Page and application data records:

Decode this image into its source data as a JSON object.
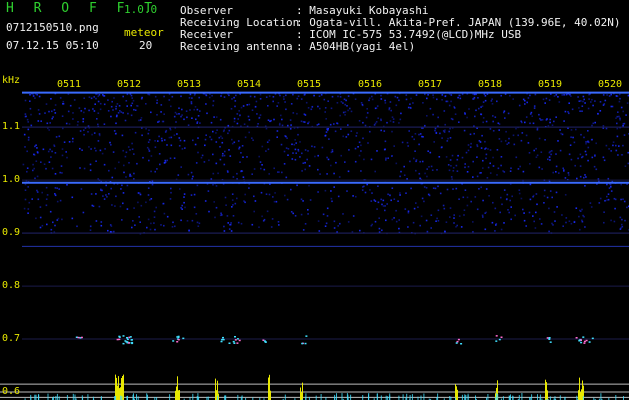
{
  "header": {
    "app_title": "H R O F F T",
    "app_version": "1.0.0",
    "filename": "0712150510.png",
    "datetime": "07.12.15 05:10",
    "meteor_label": "meteor",
    "meteor_count": "20",
    "info": [
      {
        "label": "Observer",
        "value": ": Masayuki Kobayashi"
      },
      {
        "label": "Receiving Location",
        "value": ": Ogata-vill. Akita-Pref. JAPAN (139.96E, 40.02N)"
      },
      {
        "label": "Receiver",
        "value": ": ICOM IC-575 53.7492(@LCD)MHz USB"
      },
      {
        "label": "Receiving antenna",
        "value": ": A504HB(yagi 4el)"
      }
    ]
  },
  "colors": {
    "accent_green": "#2fd02f",
    "label_yellow": "#e8e800",
    "noise_blue": "#1a2cff",
    "meteor_cyan": "#40e0ff"
  },
  "chart_data": {
    "type": "heatmap",
    "ylabel": "kHz",
    "y_ticks": [
      "1.1",
      "1.0",
      "0.9",
      "0.8",
      "0.7",
      "0.6"
    ],
    "y_tick_values": [
      1.1,
      1.0,
      0.9,
      0.8,
      0.7,
      0.6
    ],
    "x_ticks": [
      "0511",
      "0512",
      "0513",
      "0514",
      "0515",
      "0516",
      "0517",
      "0518",
      "0519",
      "0520"
    ],
    "ylim": [
      0.585,
      1.17
    ],
    "noise_band": [
      0.9,
      1.165
    ],
    "carrier_lines": [
      1.165,
      1.1,
      0.995,
      0.9,
      0.875
    ],
    "meteor_echo_band": 0.7,
    "grid": true
  }
}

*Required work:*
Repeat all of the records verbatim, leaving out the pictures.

*Task result:*
Decode this image into its source data as a JSON object.
{
  "header": {
    "app_title": "H R O F F T",
    "app_version": "1.0.0",
    "filename": "0712150510.png",
    "datetime": "07.12.15 05:10",
    "meteor_label": "meteor",
    "meteor_count": "20",
    "info": [
      {
        "label": "Observer",
        "value": ": Masayuki Kobayashi"
      },
      {
        "label": "Receiving Location",
        "value": ": Ogata-vill. Akita-Pref. JAPAN (139.96E, 40.02N)"
      },
      {
        "label": "Receiver",
        "value": ": ICOM IC-575 53.7492(@LCD)MHz USB"
      },
      {
        "label": "Receiving antenna",
        "value": ": A504HB(yagi 4el)"
      }
    ]
  },
  "colors": {
    "accent_green": "#2fd02f",
    "label_yellow": "#e8e800",
    "noise_blue": "#1a2cff",
    "meteor_cyan": "#40e0ff"
  },
  "chart_data": {
    "type": "heatmap",
    "ylabel": "kHz",
    "y_ticks": [
      "1.1",
      "1.0",
      "0.9",
      "0.8",
      "0.7",
      "0.6"
    ],
    "y_tick_values": [
      1.1,
      1.0,
      0.9,
      0.8,
      0.7,
      0.6
    ],
    "x_ticks": [
      "0511",
      "0512",
      "0513",
      "0514",
      "0515",
      "0516",
      "0517",
      "0518",
      "0519",
      "0520"
    ],
    "ylim": [
      0.585,
      1.17
    ],
    "noise_band": [
      0.9,
      1.165
    ],
    "carrier_lines": [
      1.165,
      1.1,
      0.995,
      0.9,
      0.875
    ],
    "meteor_echo_band": 0.7,
    "grid": true
  }
}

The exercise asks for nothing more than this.